We conclude, therefore, that the right of allocution was not accorded to the defendant as the statute requires. It does not follow, however, that the sentence should be vacated and the case remanded for resentence under the circumstances outlined above. Since the argument of the appeal the Supreme Court has thrown additional light on the subject under discussion as to the meaning of the Green case in two recent decisions, i. e. Hill v. United States, 368 U.S. 424, 82 S.Ct. 468, 7 L.Ed.2d 417, and Machibroda v. United States, 368 U.S. 487, 82 S.Ct. 510, 7 L.Ed.2d 473. Accordingly, the case has been reargued and given additional consideration. In Hill the defendant had been convicted of transporting a kidnapped person and also of transporting a stolen automobile in interstate commerce, and had been sentenced in the presence of his lawyer to imprisonment for 20 years and 3 years respectively for the two offenses; but he had not been asked before sentence was imposed whether he wished to make a statement in his own behalf. There was no appeal from the sentence but five years later the defendant filed a motion to vacate the sentence under 28 U.S.C. § 2255 on the ground, amongst others, that he had not been offered the opportunity to address the court in respect to the sentence before it was imposed.
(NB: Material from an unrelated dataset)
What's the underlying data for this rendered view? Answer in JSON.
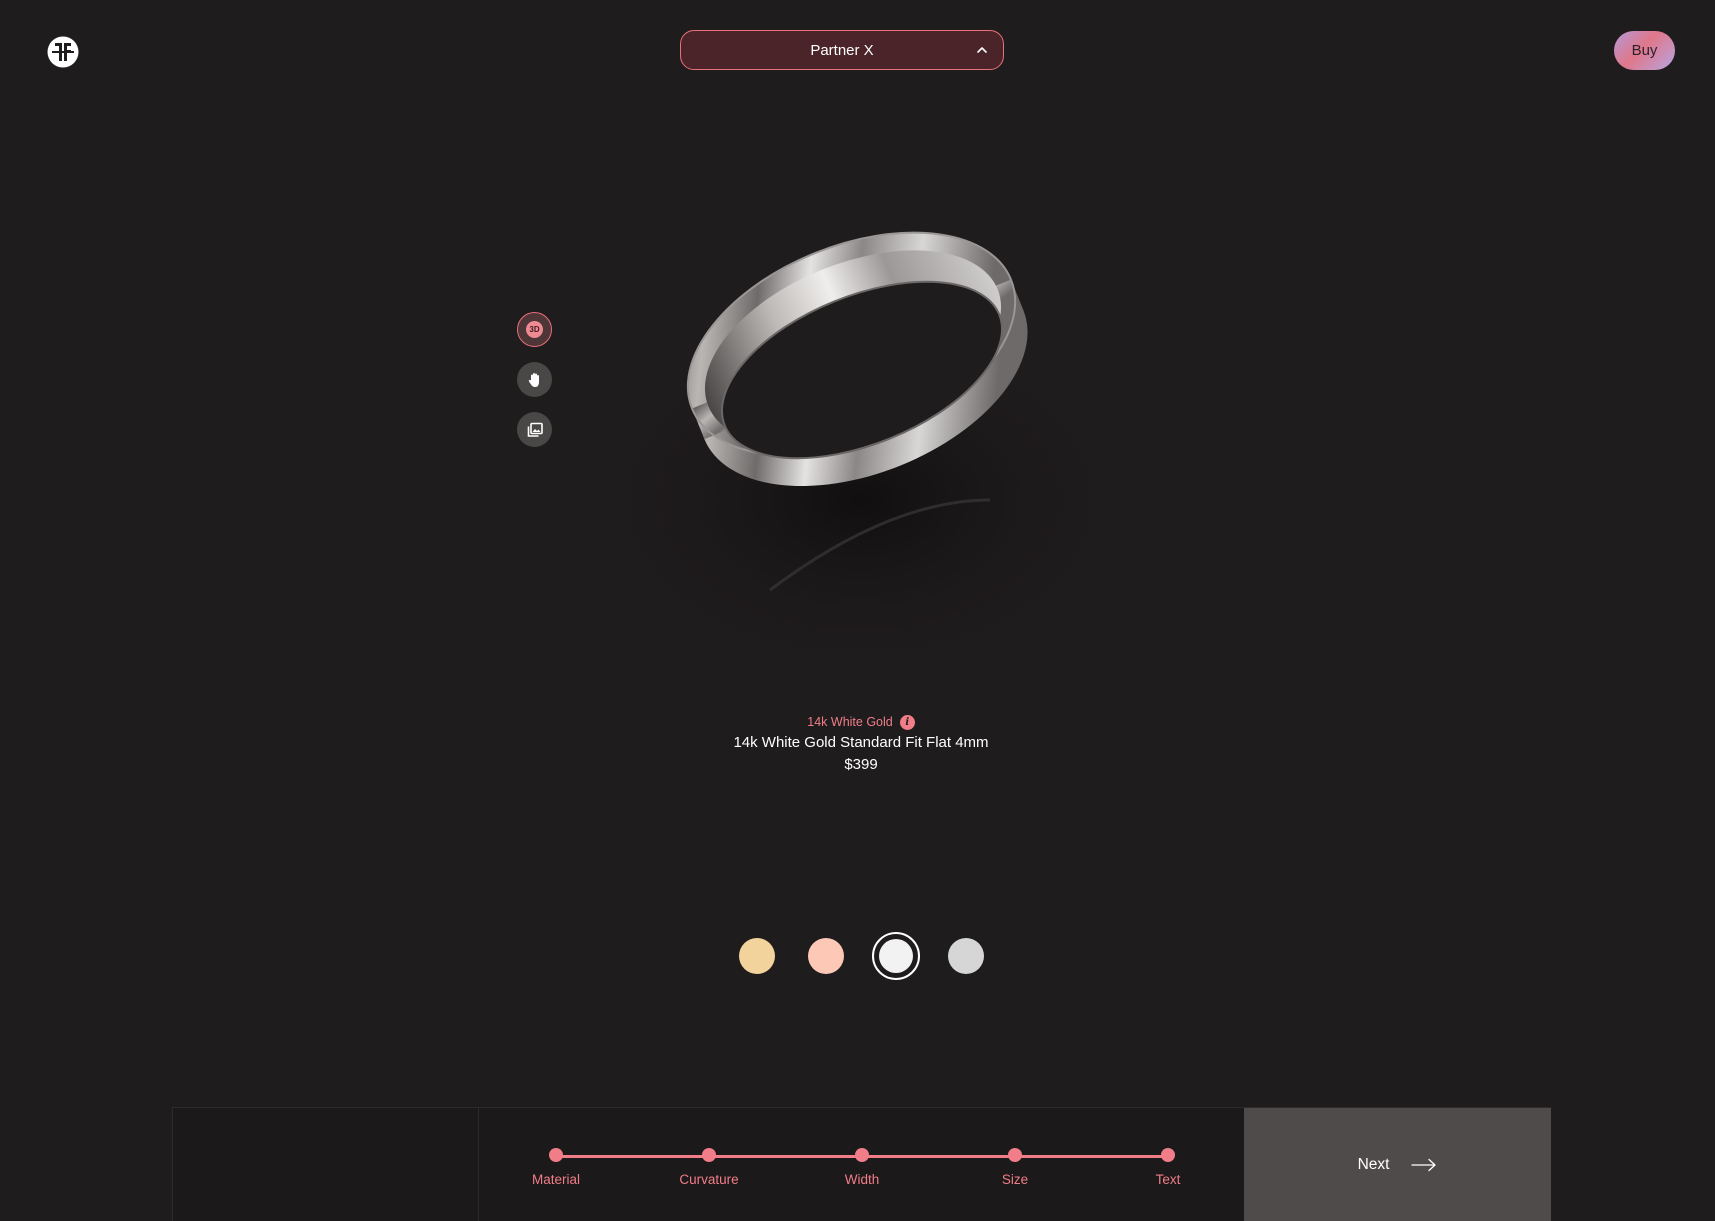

The motion was denied by the District Judge and the Court of Appeals affirmed. The Supreme Court granted certiorari limited to the question whether the failure of the defendant to give the prisoner the right of allocution could be raised in a § 2255 proceeding. The court held that it could not be raised in such proceeding. It pointed out that this section of the law was enacted to provide a remedy commensurate with that previously given by petition for writ of habeas corpus, and that the failure of the trial judge to afford a convicted defendant the right of allocution is not reviewable on habeas corpus since it is not a constitutional or jurisdictional error nor a fundamental defect which results in a complete miscarriage of justice or an omission to comply with the rudimentary demands of fair procedure. The court did not consider whether such an error would entitle the prisoner to relief in a proceeding under § 2255 if it were shown that the denial of the right was accompanied by other aggravating circumstances. It merely held that collateral relief is not available when all that is shown is failure to comply with the formal requirements of the rule.1
Since nothing else was shown in the pending case, the decision of the District Court was correct and will be affirmed.
In Machibroda v. United States, supra, these principles were reaffirmed without amplification